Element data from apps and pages
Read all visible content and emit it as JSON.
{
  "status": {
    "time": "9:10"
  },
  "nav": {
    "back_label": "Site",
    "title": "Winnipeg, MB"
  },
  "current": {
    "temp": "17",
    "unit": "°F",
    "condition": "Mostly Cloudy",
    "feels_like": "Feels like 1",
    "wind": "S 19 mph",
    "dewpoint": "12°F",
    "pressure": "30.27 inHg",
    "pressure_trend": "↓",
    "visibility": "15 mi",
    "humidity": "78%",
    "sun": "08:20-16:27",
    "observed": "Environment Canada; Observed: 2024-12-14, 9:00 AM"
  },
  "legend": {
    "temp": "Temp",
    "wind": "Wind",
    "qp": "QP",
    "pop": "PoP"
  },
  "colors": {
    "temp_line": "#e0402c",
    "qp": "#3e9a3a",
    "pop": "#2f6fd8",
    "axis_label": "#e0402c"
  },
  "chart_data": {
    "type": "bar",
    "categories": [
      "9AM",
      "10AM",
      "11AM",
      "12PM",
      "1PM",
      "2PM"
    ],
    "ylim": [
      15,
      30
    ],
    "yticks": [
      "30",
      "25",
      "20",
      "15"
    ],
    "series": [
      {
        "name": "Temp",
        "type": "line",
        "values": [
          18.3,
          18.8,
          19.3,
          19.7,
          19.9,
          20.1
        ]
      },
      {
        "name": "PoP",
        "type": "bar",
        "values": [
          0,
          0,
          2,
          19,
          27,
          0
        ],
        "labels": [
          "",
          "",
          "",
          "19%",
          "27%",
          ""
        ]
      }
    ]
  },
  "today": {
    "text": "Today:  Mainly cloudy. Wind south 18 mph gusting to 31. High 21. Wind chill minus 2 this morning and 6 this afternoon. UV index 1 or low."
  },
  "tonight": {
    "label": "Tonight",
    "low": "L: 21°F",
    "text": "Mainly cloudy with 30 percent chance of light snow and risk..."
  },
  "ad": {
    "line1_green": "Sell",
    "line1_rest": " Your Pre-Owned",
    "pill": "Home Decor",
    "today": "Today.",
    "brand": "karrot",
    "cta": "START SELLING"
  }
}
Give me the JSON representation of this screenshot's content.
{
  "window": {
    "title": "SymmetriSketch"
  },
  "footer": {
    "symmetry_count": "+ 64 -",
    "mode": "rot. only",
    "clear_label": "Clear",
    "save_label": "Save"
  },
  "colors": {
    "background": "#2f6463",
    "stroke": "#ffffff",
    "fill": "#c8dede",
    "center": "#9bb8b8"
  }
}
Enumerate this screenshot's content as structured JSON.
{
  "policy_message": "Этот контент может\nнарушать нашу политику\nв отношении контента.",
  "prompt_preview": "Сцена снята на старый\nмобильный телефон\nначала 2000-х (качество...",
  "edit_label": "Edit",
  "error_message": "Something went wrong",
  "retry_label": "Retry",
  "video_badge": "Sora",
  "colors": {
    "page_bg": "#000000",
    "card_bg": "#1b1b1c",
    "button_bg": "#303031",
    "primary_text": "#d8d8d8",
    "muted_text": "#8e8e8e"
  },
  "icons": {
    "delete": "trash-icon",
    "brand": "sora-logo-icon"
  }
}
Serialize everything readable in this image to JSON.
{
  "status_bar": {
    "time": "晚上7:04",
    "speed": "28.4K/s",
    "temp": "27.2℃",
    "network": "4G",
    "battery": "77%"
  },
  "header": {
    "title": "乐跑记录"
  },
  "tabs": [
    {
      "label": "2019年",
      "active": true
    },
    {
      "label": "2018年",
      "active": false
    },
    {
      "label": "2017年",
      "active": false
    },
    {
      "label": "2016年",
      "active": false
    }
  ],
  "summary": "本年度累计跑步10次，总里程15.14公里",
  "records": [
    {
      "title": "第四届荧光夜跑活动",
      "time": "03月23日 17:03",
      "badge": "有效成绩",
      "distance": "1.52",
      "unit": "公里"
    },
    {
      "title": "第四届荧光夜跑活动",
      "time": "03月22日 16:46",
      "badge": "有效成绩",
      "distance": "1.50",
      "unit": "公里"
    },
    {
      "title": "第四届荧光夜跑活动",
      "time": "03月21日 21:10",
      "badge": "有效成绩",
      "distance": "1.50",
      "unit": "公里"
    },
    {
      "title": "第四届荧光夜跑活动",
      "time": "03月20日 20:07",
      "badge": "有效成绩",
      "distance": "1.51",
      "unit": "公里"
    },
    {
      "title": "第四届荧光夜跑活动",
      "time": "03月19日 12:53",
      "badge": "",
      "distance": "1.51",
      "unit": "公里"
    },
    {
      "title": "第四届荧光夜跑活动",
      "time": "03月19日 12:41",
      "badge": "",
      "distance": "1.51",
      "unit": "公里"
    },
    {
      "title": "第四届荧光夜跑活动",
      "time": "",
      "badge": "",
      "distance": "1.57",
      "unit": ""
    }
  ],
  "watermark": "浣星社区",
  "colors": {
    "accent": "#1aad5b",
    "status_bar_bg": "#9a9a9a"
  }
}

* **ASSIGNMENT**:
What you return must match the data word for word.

* **SOLUTION FOR THIS EXERCISE**:
Read all visible content and emit it as JSON.
{
  "status": {
    "time": "9:10"
  },
  "nav": {
    "back_label": "Site",
    "title": "Winnipeg, MB"
  },
  "current": {
    "temp": "17",
    "unit": "°F",
    "condition": "Mostly Cloudy",
    "feels_like": "Feels like 1",
    "wind": "S 19 mph",
    "dewpoint": "12°F",
    "pressure": "30.27 inHg",
    "pressure_trend": "↓",
    "visibility": "15 mi",
    "humidity": "78%",
    "sun": "08:20-16:27",
    "observed": "Environment Canada; Observed: 2024-12-14, 9:00 AM"
  },
  "legend": {
    "temp": "Temp",
    "wind": "Wind",
    "qp": "QP",
    "pop": "PoP"
  },
  "colors": {
    "temp_line": "#e0402c",
    "qp": "#3e9a3a",
    "pop": "#2f6fd8",
    "axis_label": "#e0402c"
  },
  "chart_data": {
    "type": "bar",
    "categories": [
      "9AM",
      "10AM",
      "11AM",
      "12PM",
      "1PM",
      "2PM"
    ],
    "ylim": [
      15,
      30
    ],
    "yticks": [
      "30",
      "25",
      "20",
      "15"
    ],
    "series": [
      {
        "name": "Temp",
        "type": "line",
        "values": [
          18.3,
          18.8,
          19.3,
          19.7,
          19.9,
          20.1
        ]
      },
      {
        "name": "PoP",
        "type": "bar",
        "values": [
          0,
          0,
          2,
          19,
          27,
          0
        ],
        "labels": [
          "",
          "",
          "",
          "19%",
          "27%",
          ""
        ]
      }
    ]
  },
  "today": {
    "text": "Today:  Mainly cloudy. Wind south 18 mph gusting to 31. High 21. Wind chill minus 2 this morning and 6 this afternoon. UV index 1 or low."
  },
  "tonight": {
    "label": "Tonight",
    "low": "L: 21°F",
    "text": "Mainly cloudy with 30 percent chance of light snow and risk..."
  },
  "ad": {
    "line1_green": "Sell",
    "line1_rest": " Your Pre-Owned",
    "pill": "Home Decor",
    "today": "Today.",
    "brand": "karrot",
    "cta": "START SELLING"
  }
}
Give me the JSON representation of this screenshot's content.
{
  "window": {
    "title": "SymmetriSketch"
  },
  "footer": {
    "symmetry_count": "+ 64 -",
    "mode": "rot. only",
    "clear_label": "Clear",
    "save_label": "Save"
  },
  "colors": {
    "background": "#2f6463",
    "stroke": "#ffffff",
    "fill": "#c8dede",
    "center": "#9bb8b8"
  }
}
Enumerate this screenshot's content as structured JSON.
{
  "policy_message": "Этот контент может\nнарушать нашу политику\nв отношении контента.",
  "prompt_preview": "Сцена снята на старый\nмобильный телефон\nначала 2000-х (качество...",
  "edit_label": "Edit",
  "error_message": "Something went wrong",
  "retry_label": "Retry",
  "video_badge": "Sora",
  "colors": {
    "page_bg": "#000000",
    "card_bg": "#1b1b1c",
    "button_bg": "#303031",
    "primary_text": "#d8d8d8",
    "muted_text": "#8e8e8e"
  },
  "icons": {
    "delete": "trash-icon",
    "brand": "sora-logo-icon"
  }
}
Serialize everything readable in this image to JSON.
{
  "status_bar": {
    "time": "晚上7:04",
    "speed": "28.4K/s",
    "temp": "27.2℃",
    "network": "4G",
    "battery": "77%"
  },
  "header": {
    "title": "乐跑记录"
  },
  "tabs": [
    {
      "label": "2019年",
      "active": true
    },
    {
      "label": "2018年",
      "active": false
    },
    {
      "label": "2017年",
      "active": false
    },
    {
      "label": "2016年",
      "active": false
    }
  ],
  "summary": "本年度累计跑步10次，总里程15.14公里",
  "records": [
    {
      "title": "第四届荧光夜跑活动",
      "time": "03月23日 17:03",
      "badge": "有效成绩",
      "distance": "1.52",
      "unit": "公里"
    },
    {
      "title": "第四届荧光夜跑活动",
      "time": "03月22日 16:46",
      "badge": "有效成绩",
      "distance": "1.50",
      "unit": "公里"
    },
    {
      "title": "第四届荧光夜跑活动",
      "time": "03月21日 21:10",
      "badge": "有效成绩",
      "distance": "1.50",
      "unit": "公里"
    },
    {
      "title": "第四届荧光夜跑活动",
      "time": "03月20日 20:07",
      "badge": "有效成绩",
      "distance": "1.51",
      "unit": "公里"
    },
    {
      "title": "第四届荧光夜跑活动",
      "time": "03月19日 12:53",
      "badge": "",
      "distance": "1.51",
      "unit": "公里"
    },
    {
      "title": "第四届荧光夜跑活动",
      "time": "03月19日 12:41",
      "badge": "",
      "distance": "1.51",
      "unit": "公里"
    },
    {
      "title": "第四届荧光夜跑活动",
      "time": "",
      "badge": "",
      "distance": "1.57",
      "unit": ""
    }
  ],
  "watermark": "浣星社区",
  "colors": {
    "accent": "#1aad5b",
    "status_bar_bg": "#9a9a9a"
  }
}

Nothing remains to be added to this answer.